Exercise objective
Throughout the material below, count each line in which the word "Sportarten" appears, then reply with the count only.
[[ Given information open ]]
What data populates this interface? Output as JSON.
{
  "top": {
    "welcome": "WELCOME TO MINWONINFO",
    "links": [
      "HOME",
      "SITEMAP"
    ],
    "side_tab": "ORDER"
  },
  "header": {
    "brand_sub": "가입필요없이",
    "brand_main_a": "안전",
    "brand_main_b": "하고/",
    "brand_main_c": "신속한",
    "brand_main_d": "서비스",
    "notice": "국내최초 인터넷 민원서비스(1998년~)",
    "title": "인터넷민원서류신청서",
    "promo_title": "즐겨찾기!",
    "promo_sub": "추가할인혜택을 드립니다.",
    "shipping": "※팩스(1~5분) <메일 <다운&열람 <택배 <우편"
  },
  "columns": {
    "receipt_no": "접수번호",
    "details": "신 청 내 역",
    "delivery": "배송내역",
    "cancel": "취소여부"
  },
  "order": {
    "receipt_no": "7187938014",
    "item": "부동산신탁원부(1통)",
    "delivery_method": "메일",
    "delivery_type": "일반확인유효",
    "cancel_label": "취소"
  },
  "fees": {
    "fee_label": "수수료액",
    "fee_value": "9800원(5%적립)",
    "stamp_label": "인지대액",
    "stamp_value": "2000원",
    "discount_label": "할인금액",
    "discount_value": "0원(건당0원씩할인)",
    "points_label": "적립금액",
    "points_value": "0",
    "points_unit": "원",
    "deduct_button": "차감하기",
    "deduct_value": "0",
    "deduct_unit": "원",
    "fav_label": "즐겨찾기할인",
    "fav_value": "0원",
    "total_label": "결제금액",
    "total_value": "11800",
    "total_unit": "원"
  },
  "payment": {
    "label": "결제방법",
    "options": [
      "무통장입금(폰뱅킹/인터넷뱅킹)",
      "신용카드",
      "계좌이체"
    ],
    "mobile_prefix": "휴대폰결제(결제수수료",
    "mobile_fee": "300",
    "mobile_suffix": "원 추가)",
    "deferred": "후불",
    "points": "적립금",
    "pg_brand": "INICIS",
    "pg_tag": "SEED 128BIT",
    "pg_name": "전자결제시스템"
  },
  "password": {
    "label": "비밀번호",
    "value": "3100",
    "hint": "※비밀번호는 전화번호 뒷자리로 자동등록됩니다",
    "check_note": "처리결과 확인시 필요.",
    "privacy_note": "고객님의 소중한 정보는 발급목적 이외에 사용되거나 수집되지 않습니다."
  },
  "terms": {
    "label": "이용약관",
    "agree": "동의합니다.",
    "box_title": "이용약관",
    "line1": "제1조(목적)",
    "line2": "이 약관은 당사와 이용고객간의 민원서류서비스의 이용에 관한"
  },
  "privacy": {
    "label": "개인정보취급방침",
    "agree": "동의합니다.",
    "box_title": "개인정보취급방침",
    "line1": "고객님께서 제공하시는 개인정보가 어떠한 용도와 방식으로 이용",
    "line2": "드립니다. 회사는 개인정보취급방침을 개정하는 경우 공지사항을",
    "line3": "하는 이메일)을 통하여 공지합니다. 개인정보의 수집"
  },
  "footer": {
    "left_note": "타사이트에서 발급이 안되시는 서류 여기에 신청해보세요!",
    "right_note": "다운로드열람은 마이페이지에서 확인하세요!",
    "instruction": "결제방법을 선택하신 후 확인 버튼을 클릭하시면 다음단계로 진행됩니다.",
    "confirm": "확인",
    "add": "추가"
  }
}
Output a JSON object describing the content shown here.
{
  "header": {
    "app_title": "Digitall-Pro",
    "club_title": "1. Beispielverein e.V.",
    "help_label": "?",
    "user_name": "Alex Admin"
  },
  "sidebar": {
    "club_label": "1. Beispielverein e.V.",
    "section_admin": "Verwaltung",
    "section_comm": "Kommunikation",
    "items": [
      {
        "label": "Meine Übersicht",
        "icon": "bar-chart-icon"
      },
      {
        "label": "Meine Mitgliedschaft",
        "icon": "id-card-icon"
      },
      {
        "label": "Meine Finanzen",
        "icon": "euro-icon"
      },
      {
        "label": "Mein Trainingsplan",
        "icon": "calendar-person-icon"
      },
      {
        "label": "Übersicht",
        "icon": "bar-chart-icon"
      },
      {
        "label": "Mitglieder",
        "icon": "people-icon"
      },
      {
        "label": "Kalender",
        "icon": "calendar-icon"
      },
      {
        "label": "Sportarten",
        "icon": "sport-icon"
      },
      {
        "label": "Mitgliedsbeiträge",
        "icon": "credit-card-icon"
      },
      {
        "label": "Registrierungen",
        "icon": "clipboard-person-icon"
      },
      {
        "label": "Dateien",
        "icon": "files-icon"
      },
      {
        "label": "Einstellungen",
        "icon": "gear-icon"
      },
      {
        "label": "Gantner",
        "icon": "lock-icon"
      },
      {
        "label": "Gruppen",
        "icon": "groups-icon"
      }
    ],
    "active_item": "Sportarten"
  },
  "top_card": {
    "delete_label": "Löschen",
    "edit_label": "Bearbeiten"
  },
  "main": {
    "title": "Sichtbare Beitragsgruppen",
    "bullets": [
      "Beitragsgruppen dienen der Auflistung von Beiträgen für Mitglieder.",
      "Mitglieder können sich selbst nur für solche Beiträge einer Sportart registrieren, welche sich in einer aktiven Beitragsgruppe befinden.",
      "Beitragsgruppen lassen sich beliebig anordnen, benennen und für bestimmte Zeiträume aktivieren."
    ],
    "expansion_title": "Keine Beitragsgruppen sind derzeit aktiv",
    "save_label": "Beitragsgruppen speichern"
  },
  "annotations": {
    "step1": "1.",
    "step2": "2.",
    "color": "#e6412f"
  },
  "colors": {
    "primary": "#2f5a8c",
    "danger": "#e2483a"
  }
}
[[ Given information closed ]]
Solution to this problem
2